What is infertility? Most experts define infertility as not being able to get pregnant after at least one year of trying. 1 out of 10 people struggle with infertility and 2/3 of couples who seek medical treatments are able to get pregnant and give birth to a baby.
Whose to blame? Since i am blogging and putting myself out there, i will answer this question even though, no matter what, it is our challenge. Jason has a "Not Overly Concerning" issue with his sperm’s morphology (the form and shape of the sperm) and Stacy has a borderline progesterone level. Our RE is not concerned about either of these "issues". The frustrating part is that neither of these "issues" is really an issue, therefore, we are considered "unexplained".
What is an IUI?
An IUI -- intrauterine insemination -- is performed by threading a very thin flexible catheter through the cervix and injecting washed sperm directly into the uterus. The whole process doesn't take very long — it usually only requires the insertion of a speculum and then the catheter, a process that maybe takes a couple of minutes. (info from http://www.fertilityplus.com/). This is the first step for many people struggling with IF. Usually an IUI is coupled with meds that help to produce more eggs. However - this is a high wire balancing act because you don't want to produce too many eggs and you don't want to effect the quality of the eggs.
Friday, July 18, 2008
Wednesday, July 16, 2008
i asked Jason, "I wonder how they count them?". To this he replied, "With a sperm counter."
Okay smart ass.
So the dreaded 2 week wait (the two weeks you have to wait before testing for pregnancy) begins. I will go in for an ultra sound for release tomorrow to make sure that I ovulated.
Well, i am off to enjoy an evening of tacos and Rock Band.
So where are we at so far?
We decided in June of 2006 that we would start "trying" to have a baby. Little did we know the journey we were about to embark on! I went of of my birth control pills (oh the money I could have saved had I known I did not need those little pills!) and we jumped feet first into the world of babymaking. I found out more about how my reproductive cycle works in that first month than all of those days of high school biology! After 1 year of trying our best we went to see a Reproductive Endocrinologist (RE for short). That is a specialist in fertility. We had our first appointment with Dr. Swanson in August of 2007 and he set us up for a battery of tests. Stacy had blood tests, ultrasounds, an HSG, and even more blood tests.

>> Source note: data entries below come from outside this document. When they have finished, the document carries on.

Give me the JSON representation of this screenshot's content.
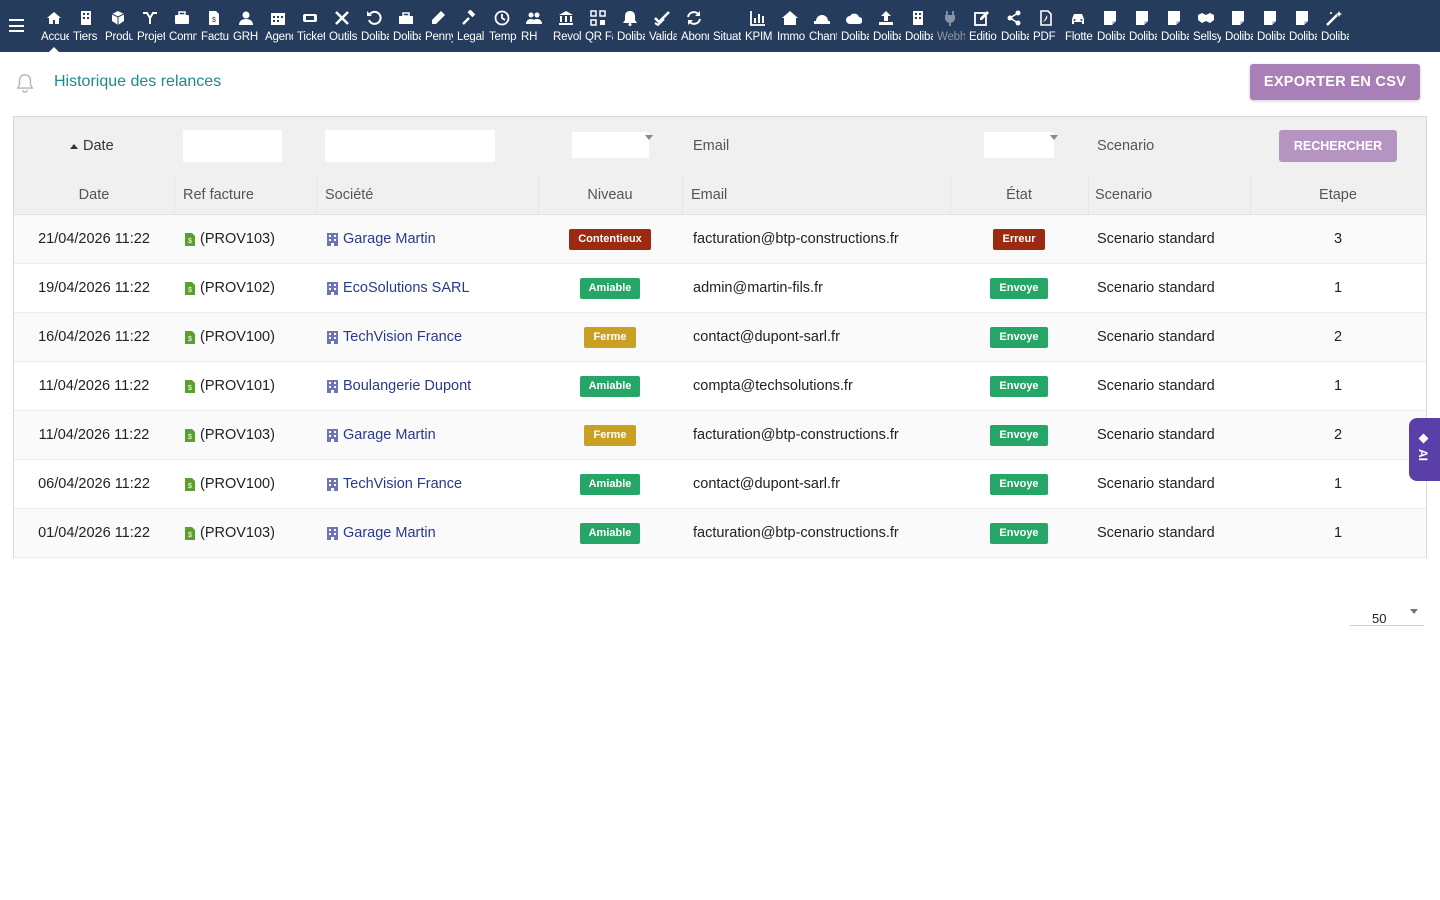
{
  "nav": {
    "items": [
      {
        "label": "Accueil",
        "icon": "home-icon"
      },
      {
        "label": "Tiers",
        "icon": "building-icon"
      },
      {
        "label": "Produits",
        "icon": "cube-icon"
      },
      {
        "label": "Projets",
        "icon": "project-icon"
      },
      {
        "label": "Commerce",
        "icon": "briefcase-icon"
      },
      {
        "label": "Facturation",
        "icon": "invoice-icon"
      },
      {
        "label": "GRH",
        "icon": "user-icon"
      },
      {
        "label": "Agenda",
        "icon": "calendar-icon"
      },
      {
        "label": "Tickets",
        "icon": "ticket-icon"
      },
      {
        "label": "Outils",
        "icon": "tools-icon"
      },
      {
        "label": "Dolibarr",
        "icon": "undo-icon"
      },
      {
        "label": "Dolibarr",
        "icon": "toolbox-icon"
      },
      {
        "label": "Penny",
        "icon": "pen-icon"
      },
      {
        "label": "Legal",
        "icon": "gavel-icon"
      },
      {
        "label": "Temps",
        "icon": "clock-icon"
      },
      {
        "label": "RH",
        "icon": "users-icon"
      },
      {
        "label": "Revolut",
        "icon": "bank-icon"
      },
      {
        "label": "QR Facture",
        "icon": "qrcode-icon"
      },
      {
        "label": "Dolibarr",
        "icon": "bell-icon"
      },
      {
        "label": "Validation",
        "icon": "check-icon"
      },
      {
        "label": "Abonnements",
        "icon": "sync-icon"
      },
      {
        "label": "Situation",
        "icon": "blank-icon"
      },
      {
        "label": "KPIM",
        "icon": "chart-icon"
      },
      {
        "label": "Immobilier",
        "icon": "house-icon"
      },
      {
        "label": "Chantiers",
        "icon": "helmet-icon"
      },
      {
        "label": "Dolibarr",
        "icon": "cloud-icon"
      },
      {
        "label": "Dolibarr",
        "icon": "upload-icon"
      },
      {
        "label": "Dolibarr",
        "icon": "building-icon"
      },
      {
        "label": "Webhook",
        "icon": "plug-icon",
        "dim": true
      },
      {
        "label": "Edition",
        "icon": "edit-icon"
      },
      {
        "label": "Dolibarr",
        "icon": "share-icon"
      },
      {
        "label": "PDF",
        "icon": "pdf-icon"
      },
      {
        "label": "Flotte",
        "icon": "car-icon"
      },
      {
        "label": "Dolibarr",
        "icon": "note-icon"
      },
      {
        "label": "Dolibarr",
        "icon": "note-icon"
      },
      {
        "label": "Dolibarr",
        "icon": "note-icon"
      },
      {
        "label": "Sellsy",
        "icon": "handshake-icon"
      },
      {
        "label": "Dolibarr",
        "icon": "note-icon"
      },
      {
        "label": "Dolibarr",
        "icon": "note-icon"
      },
      {
        "label": "Dolibarr",
        "icon": "note-icon"
      },
      {
        "label": "Dolibarr",
        "icon": "magic-icon"
      }
    ]
  },
  "header": {
    "title": "Historique des relances",
    "export_label": "EXPORTER EN CSV"
  },
  "filters": {
    "sort_label": "Date",
    "email_placeholder": "Email",
    "scenario_placeholder": "Scenario",
    "search_label": "RECHERCHER"
  },
  "columns": [
    "Date",
    "Ref facture",
    "Société",
    "Niveau",
    "Email",
    "État",
    "Scenario",
    "Etape"
  ],
  "colors": {
    "Contentieux": "#9c2a10",
    "Amiable": "#25a566",
    "Ferme": "#c9a022",
    "Erreur": "#9c2a10",
    "Envoye": "#25a566"
  },
  "rows": [
    {
      "date": "21/04/2026 11:22",
      "ref": "(PROV103)",
      "societe": "Garage Martin",
      "niveau": "Contentieux",
      "email": "facturation@btp-constructions.fr",
      "etat": "Erreur",
      "scenario": "Scenario standard",
      "etape": "3"
    },
    {
      "date": "19/04/2026 11:22",
      "ref": "(PROV102)",
      "societe": "EcoSolutions SARL",
      "niveau": "Amiable",
      "email": "admin@martin-fils.fr",
      "etat": "Envoye",
      "scenario": "Scenario standard",
      "etape": "1"
    },
    {
      "date": "16/04/2026 11:22",
      "ref": "(PROV100)",
      "societe": "TechVision France",
      "niveau": "Ferme",
      "email": "contact@dupont-sarl.fr",
      "etat": "Envoye",
      "scenario": "Scenario standard",
      "etape": "2"
    },
    {
      "date": "11/04/2026 11:22",
      "ref": "(PROV101)",
      "societe": "Boulangerie Dupont",
      "niveau": "Amiable",
      "email": "compta@techsolutions.fr",
      "etat": "Envoye",
      "scenario": "Scenario standard",
      "etape": "1"
    },
    {
      "date": "11/04/2026 11:22",
      "ref": "(PROV103)",
      "societe": "Garage Martin",
      "niveau": "Ferme",
      "email": "facturation@btp-constructions.fr",
      "etat": "Envoye",
      "scenario": "Scenario standard",
      "etape": "2"
    },
    {
      "date": "06/04/2026 11:22",
      "ref": "(PROV100)",
      "societe": "TechVision France",
      "niveau": "Amiable",
      "email": "contact@dupont-sarl.fr",
      "etat": "Envoye",
      "scenario": "Scenario standard",
      "etape": "1"
    },
    {
      "date": "01/04/2026 11:22",
      "ref": "(PROV103)",
      "societe": "Garage Martin",
      "niveau": "Amiable",
      "email": "facturation@btp-constructions.fr",
      "etat": "Envoye",
      "scenario": "Scenario standard",
      "etape": "1"
    }
  ],
  "pager": {
    "page_size": "50"
  },
  "ai_tab": {
    "label": "AI"
  }
}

Jason had a sperm analysis (oh - to be a man). All of the tests came back normal so we were officially put into the "Infertility of Unexplained Origin" category. A plan was mapped out for us which started with Stacy popping pills and ended with an IUI (Inter Uterine Insemination). So that's where we are at. IUI #1 was on June 18th. I had two follicles (eggs) that released and we had a sperm count of 27 million. I though for sure we would be one of the "lucky" couples that got pregnant on the first go round with twins (thanks to the clomid) and our life would be happily ever after. But no. That happily ever after was not in the cards for us. So we are on to IUI #2. Let's hope this one is our happily ever after cycle because quite honestly - I am tired of writing checks.
So welcome to our journey. If you are a nestie visiting you are all to familiar with this journey we call IF. If you are not a nestie - welcome to a very strage world!